▶ [YOUR INSTRUCTIONS]: Repeat every entry exactly as it appears.

▶ [EXERCISE DATA]:
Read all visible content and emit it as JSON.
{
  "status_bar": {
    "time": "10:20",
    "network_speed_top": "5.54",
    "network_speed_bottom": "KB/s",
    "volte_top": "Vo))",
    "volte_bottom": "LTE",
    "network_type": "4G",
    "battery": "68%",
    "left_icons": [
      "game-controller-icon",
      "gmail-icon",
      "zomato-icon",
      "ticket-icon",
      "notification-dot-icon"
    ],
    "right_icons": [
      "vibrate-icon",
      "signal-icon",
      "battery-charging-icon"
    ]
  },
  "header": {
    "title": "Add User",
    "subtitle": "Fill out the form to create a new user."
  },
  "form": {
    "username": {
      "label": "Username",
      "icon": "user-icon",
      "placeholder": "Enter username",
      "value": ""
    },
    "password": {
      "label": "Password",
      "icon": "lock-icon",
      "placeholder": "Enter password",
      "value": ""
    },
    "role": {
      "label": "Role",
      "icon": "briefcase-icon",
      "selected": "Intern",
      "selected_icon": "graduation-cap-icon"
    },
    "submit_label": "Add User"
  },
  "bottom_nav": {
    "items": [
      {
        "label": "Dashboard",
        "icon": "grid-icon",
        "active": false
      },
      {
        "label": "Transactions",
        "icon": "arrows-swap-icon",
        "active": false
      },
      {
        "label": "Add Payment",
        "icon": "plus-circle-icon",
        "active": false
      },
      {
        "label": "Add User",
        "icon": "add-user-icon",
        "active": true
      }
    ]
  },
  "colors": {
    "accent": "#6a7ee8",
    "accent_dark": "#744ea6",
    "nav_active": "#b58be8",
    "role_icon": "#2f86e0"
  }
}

▶ [RESPONSE BELOW]:
Read all visible content and emit it as JSON.
{
  "status_bar": {
    "time": "10:20",
    "network_speed_top": "5.54",
    "network_speed_bottom": "KB/s",
    "volte_top": "Vo))",
    "volte_bottom": "LTE",
    "network_type": "4G",
    "battery": "68%",
    "left_icons": [
      "game-controller-icon",
      "gmail-icon",
      "zomato-icon",
      "ticket-icon",
      "notification-dot-icon"
    ],
    "right_icons": [
      "vibrate-icon",
      "signal-icon",
      "battery-charging-icon"
    ]
  },
  "header": {
    "title": "Add User",
    "subtitle": "Fill out the form to create a new user."
  },
  "form": {
    "username": {
      "label": "Username",
      "icon": "user-icon",
      "placeholder": "Enter username",
      "value": ""
    },
    "password": {
      "label": "Password",
      "icon": "lock-icon",
      "placeholder": "Enter password",
      "value": ""
    },
    "role": {
      "label": "Role",
      "icon": "briefcase-icon",
      "selected": "Intern",
      "selected_icon": "graduation-cap-icon"
    },
    "submit_label": "Add User"
  },
  "bottom_nav": {
    "items": [
      {
        "label": "Dashboard",
        "icon": "grid-icon",
        "active": false
      },
      {
        "label": "Transactions",
        "icon": "arrows-swap-icon",
        "active": false
      },
      {
        "label": "Add Payment",
        "icon": "plus-circle-icon",
        "active": false
      },
      {
        "label": "Add User",
        "icon": "add-user-icon",
        "active": true
      }
    ]
  },
  "colors": {
    "accent": "#6a7ee8",
    "accent_dark": "#744ea6",
    "nav_active": "#b58be8",
    "role_icon": "#2f86e0"
  }
}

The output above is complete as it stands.